PROVIDED DATA ▸
BEGIN
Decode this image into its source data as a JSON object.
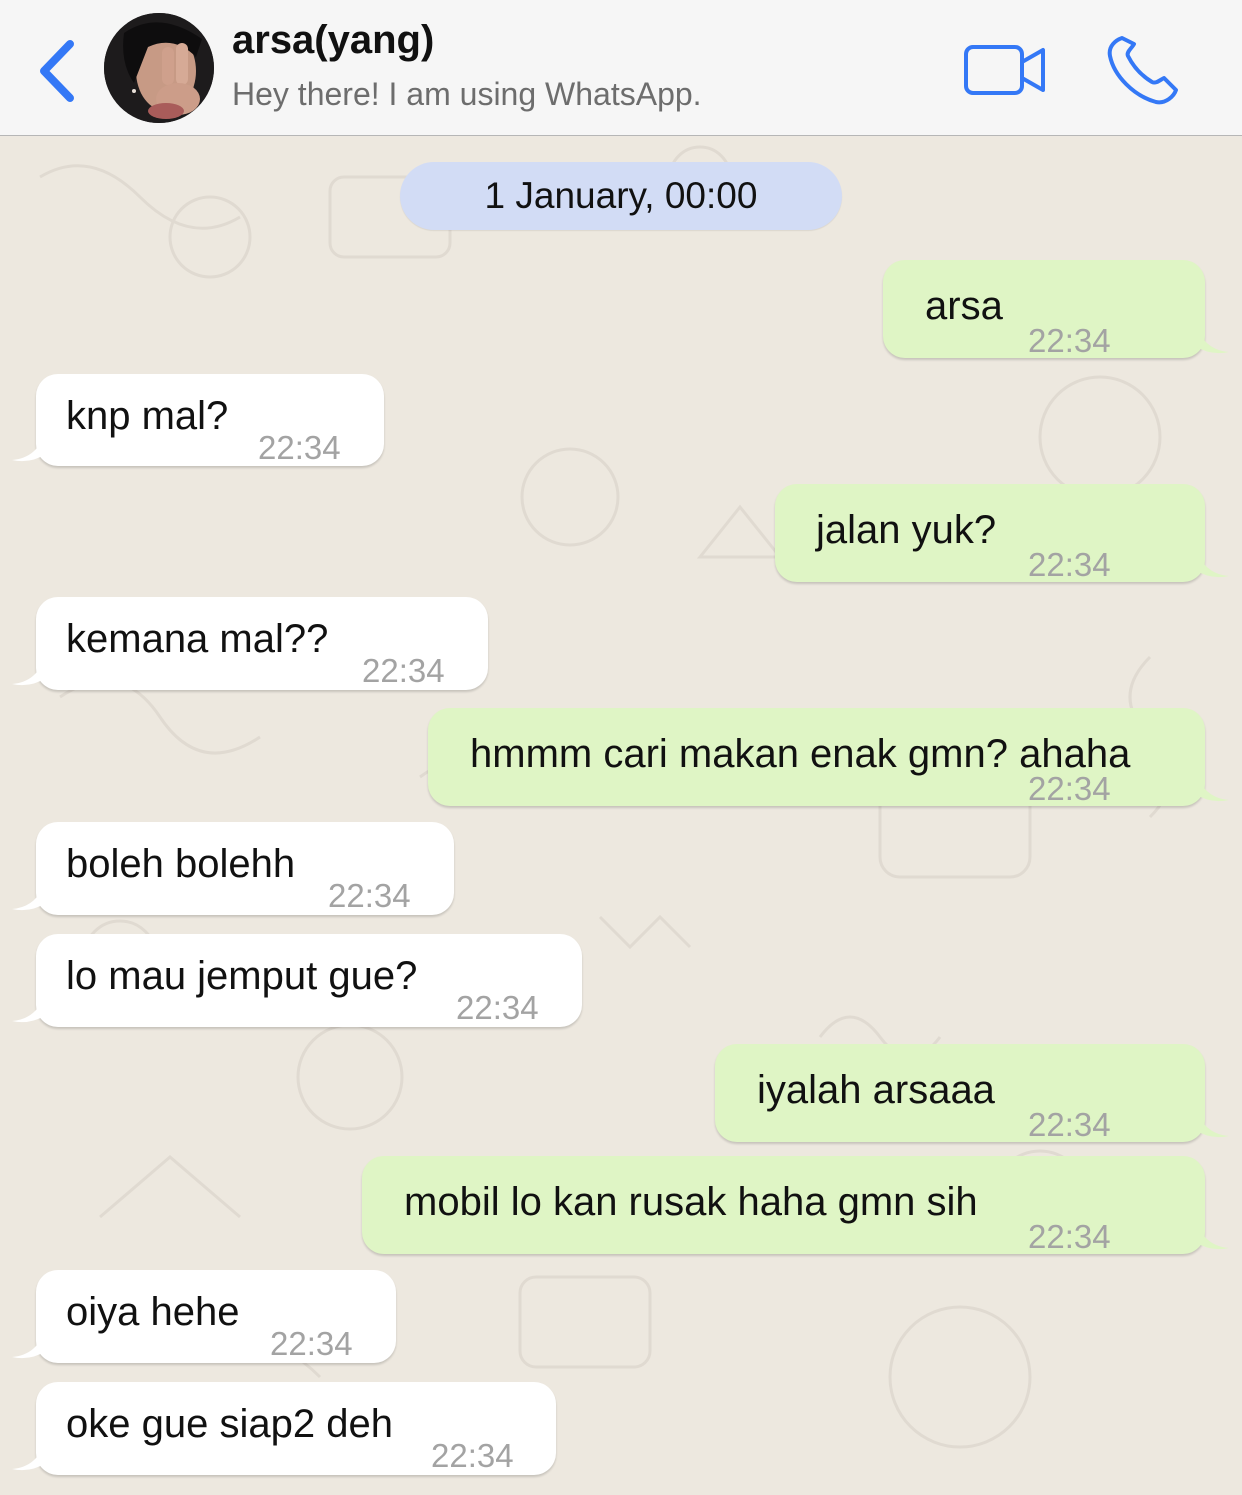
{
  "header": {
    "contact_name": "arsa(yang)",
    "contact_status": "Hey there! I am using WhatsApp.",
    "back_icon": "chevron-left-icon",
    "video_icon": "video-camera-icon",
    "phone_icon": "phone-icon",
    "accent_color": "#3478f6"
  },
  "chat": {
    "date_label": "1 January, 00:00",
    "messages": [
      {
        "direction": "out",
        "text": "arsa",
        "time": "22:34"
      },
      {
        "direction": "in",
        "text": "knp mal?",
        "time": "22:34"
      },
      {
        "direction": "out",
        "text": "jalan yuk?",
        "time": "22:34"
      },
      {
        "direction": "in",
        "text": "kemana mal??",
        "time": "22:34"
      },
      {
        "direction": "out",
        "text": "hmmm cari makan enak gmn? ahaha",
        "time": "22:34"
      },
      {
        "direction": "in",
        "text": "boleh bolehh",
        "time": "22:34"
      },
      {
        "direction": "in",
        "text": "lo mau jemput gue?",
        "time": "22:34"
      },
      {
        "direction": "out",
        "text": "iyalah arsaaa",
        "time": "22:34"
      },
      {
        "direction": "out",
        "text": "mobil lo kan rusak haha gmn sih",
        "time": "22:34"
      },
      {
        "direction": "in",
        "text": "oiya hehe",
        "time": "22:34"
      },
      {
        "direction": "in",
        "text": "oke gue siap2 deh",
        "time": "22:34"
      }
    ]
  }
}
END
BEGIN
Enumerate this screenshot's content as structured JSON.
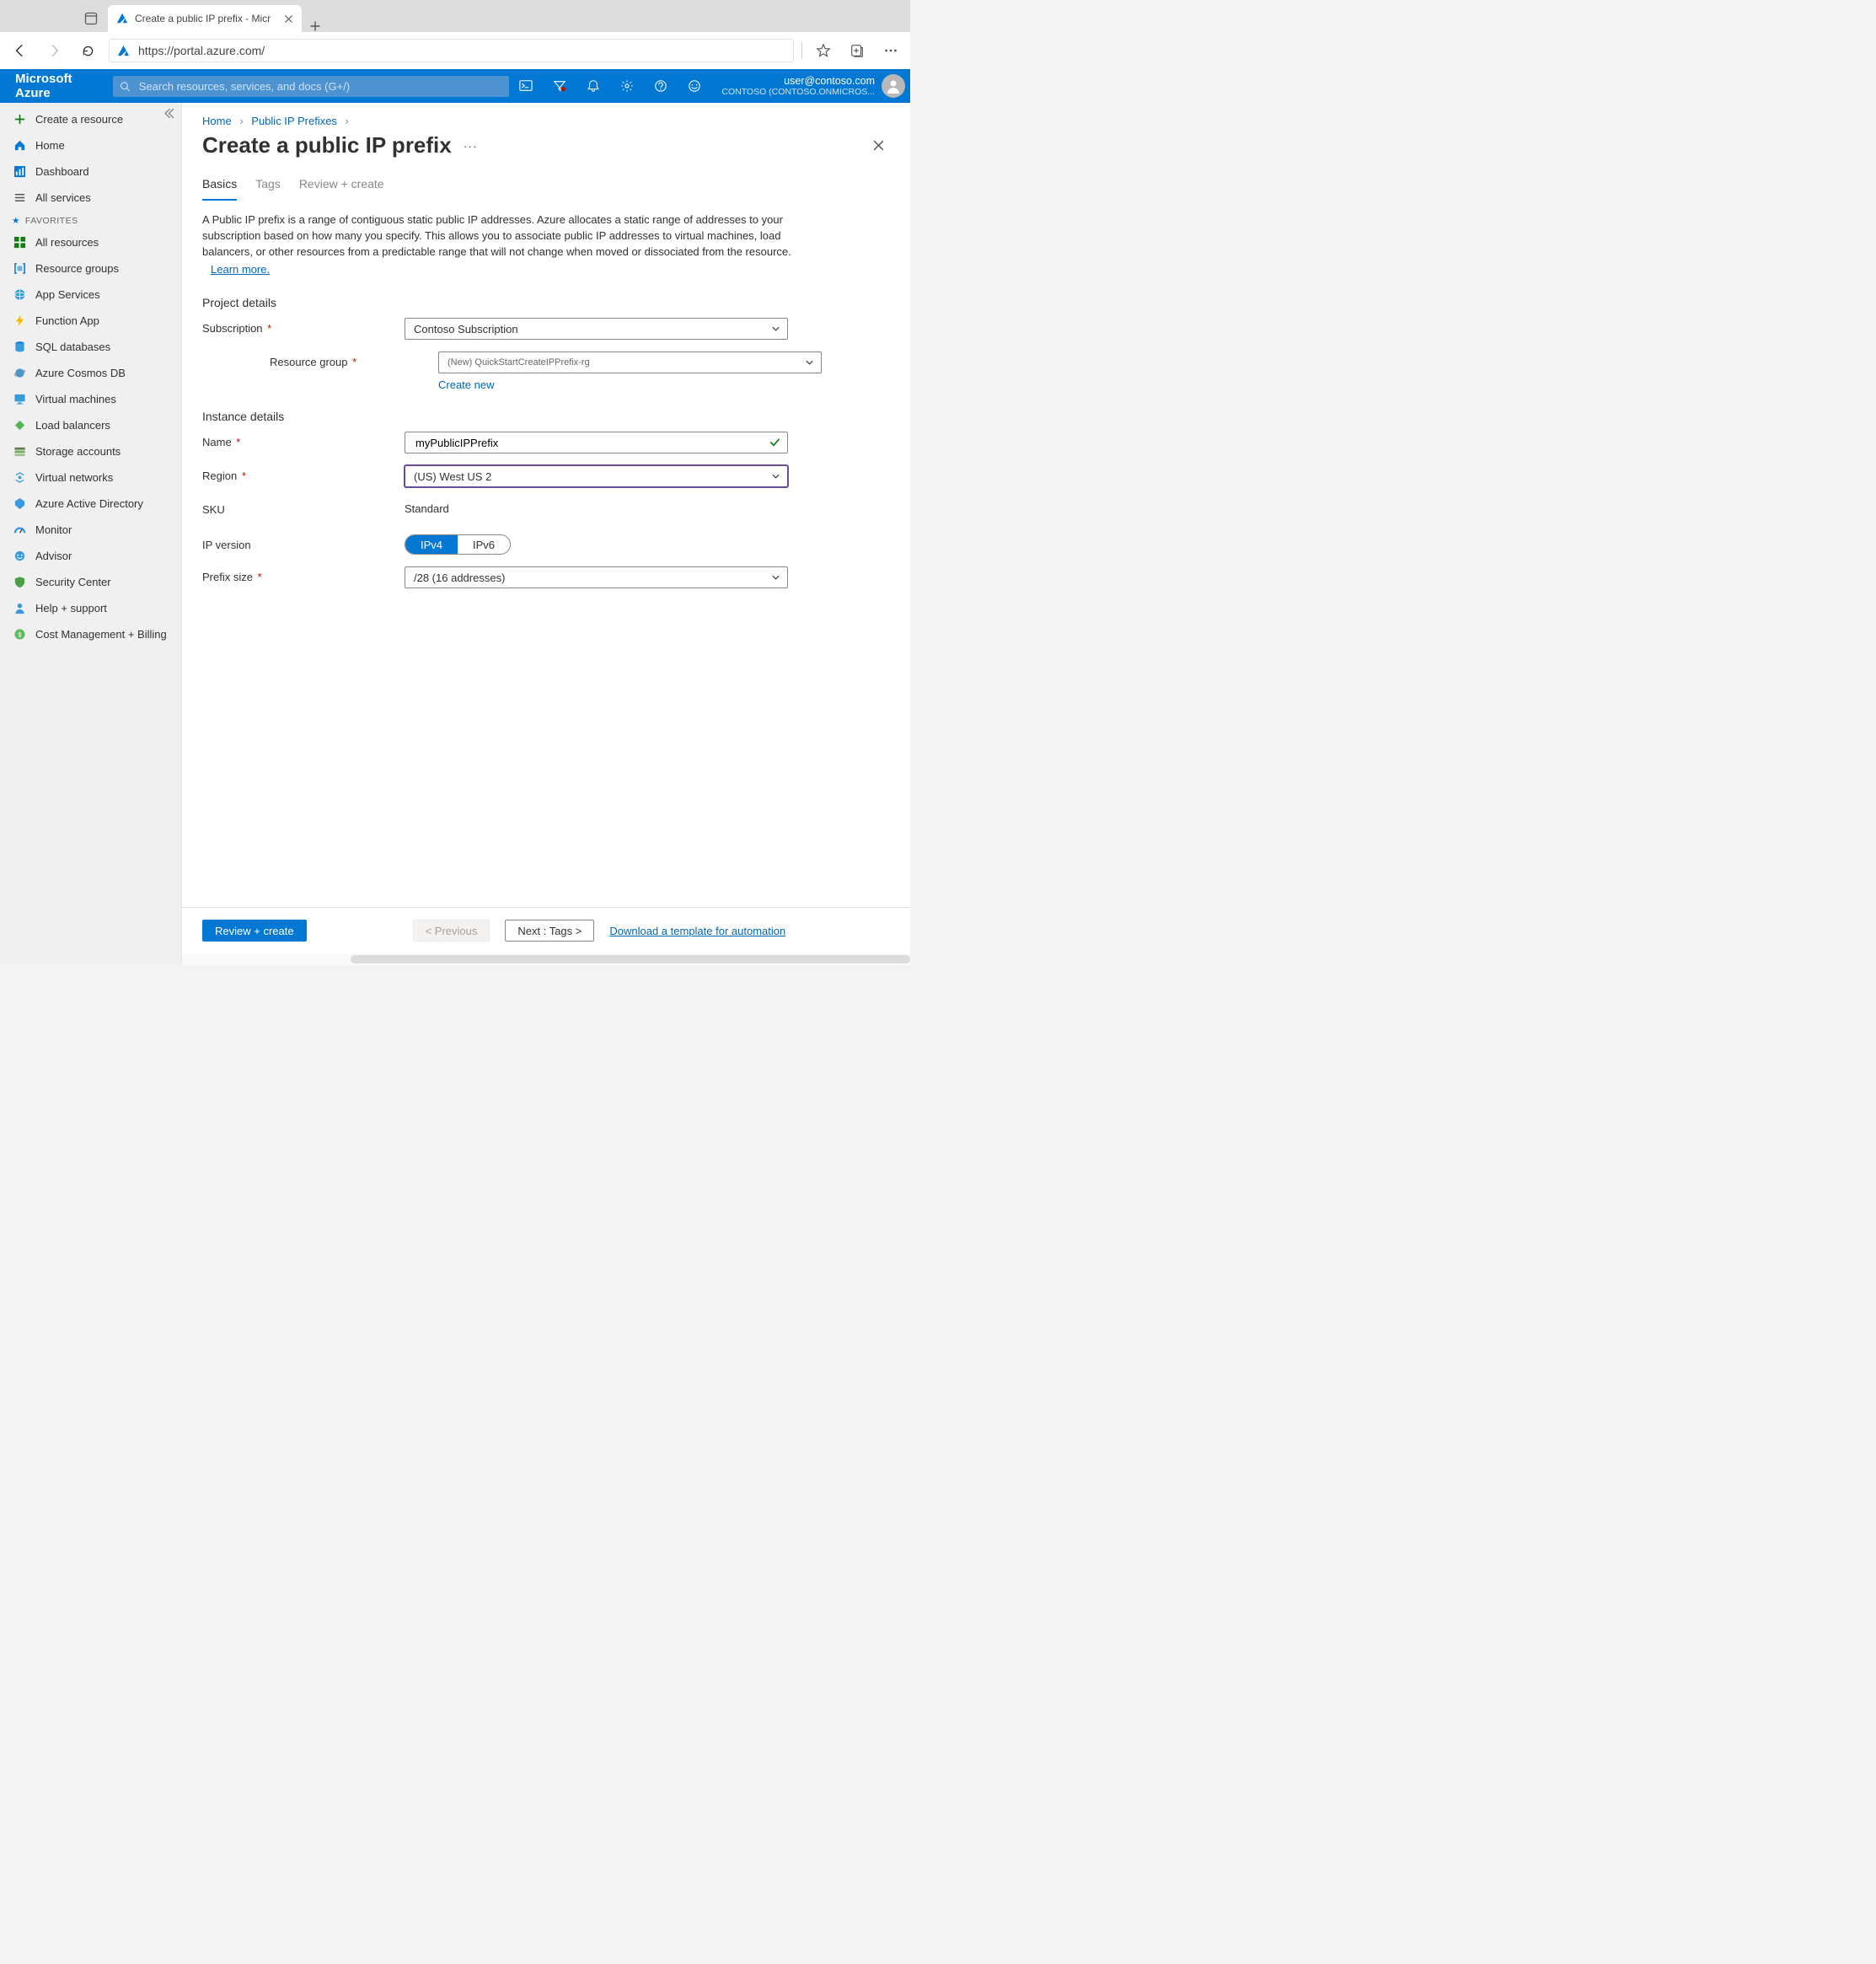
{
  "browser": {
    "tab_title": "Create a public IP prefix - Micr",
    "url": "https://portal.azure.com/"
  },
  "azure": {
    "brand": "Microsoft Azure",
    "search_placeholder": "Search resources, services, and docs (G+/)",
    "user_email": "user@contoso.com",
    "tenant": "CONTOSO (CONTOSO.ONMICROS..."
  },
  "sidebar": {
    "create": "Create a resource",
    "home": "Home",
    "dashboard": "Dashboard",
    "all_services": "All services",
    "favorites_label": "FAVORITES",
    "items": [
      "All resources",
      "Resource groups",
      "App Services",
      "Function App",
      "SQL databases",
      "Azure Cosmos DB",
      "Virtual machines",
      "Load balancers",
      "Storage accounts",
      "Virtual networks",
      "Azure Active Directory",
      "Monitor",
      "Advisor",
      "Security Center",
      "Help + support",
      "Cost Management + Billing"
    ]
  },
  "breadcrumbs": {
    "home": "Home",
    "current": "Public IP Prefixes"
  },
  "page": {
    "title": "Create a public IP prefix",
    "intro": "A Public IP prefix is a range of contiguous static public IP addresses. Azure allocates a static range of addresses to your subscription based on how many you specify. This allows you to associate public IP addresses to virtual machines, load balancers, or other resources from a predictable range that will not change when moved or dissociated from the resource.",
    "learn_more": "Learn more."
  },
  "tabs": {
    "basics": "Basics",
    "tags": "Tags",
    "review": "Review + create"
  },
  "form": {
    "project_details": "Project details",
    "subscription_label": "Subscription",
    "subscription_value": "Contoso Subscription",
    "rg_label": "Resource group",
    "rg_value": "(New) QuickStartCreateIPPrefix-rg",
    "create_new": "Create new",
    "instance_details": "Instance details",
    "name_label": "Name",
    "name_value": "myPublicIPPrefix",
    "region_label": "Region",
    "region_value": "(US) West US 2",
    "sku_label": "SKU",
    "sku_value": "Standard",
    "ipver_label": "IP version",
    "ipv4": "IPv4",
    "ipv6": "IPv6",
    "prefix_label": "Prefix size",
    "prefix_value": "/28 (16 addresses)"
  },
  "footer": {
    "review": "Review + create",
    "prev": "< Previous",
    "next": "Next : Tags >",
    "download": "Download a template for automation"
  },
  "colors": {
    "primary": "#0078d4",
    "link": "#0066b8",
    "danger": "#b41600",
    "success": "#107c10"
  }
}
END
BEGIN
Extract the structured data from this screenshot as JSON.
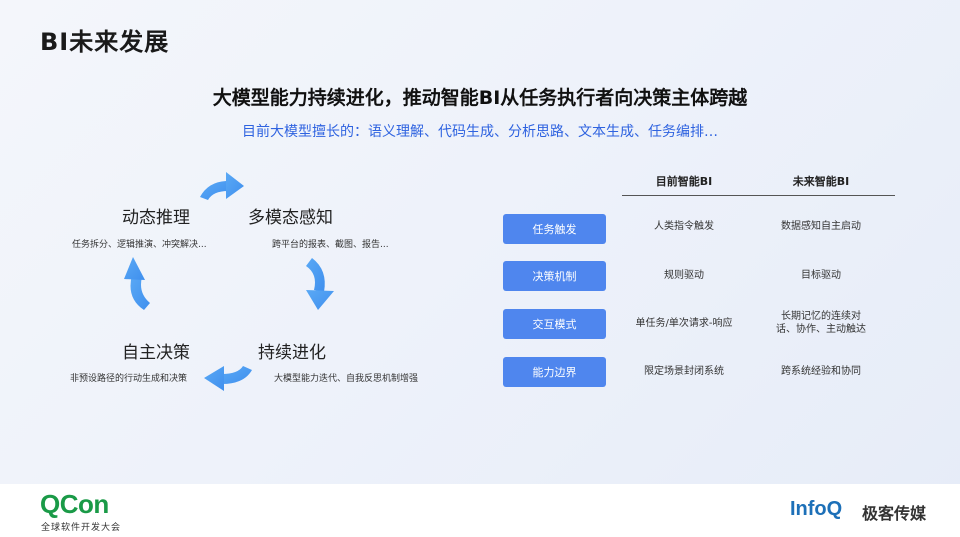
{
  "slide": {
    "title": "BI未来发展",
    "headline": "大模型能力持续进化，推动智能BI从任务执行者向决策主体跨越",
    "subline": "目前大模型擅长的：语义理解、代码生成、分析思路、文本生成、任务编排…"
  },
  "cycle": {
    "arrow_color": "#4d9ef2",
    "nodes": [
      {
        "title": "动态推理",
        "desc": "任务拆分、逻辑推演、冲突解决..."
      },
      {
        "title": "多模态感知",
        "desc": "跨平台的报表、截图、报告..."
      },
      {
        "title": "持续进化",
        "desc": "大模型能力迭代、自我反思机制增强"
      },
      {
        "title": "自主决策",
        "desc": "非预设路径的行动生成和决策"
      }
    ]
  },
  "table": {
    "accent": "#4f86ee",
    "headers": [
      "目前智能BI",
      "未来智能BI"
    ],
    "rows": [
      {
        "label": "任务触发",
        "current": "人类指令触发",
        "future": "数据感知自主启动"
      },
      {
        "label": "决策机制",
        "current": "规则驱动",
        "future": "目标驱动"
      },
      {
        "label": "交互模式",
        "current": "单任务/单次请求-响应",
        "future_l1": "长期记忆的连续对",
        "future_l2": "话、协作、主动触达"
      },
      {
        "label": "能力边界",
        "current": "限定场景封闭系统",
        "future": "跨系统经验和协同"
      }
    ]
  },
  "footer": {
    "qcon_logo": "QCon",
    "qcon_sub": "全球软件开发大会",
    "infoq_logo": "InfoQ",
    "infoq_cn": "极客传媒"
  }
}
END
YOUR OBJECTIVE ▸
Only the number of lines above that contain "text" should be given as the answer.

EXPECTED OUTPUT ▸
11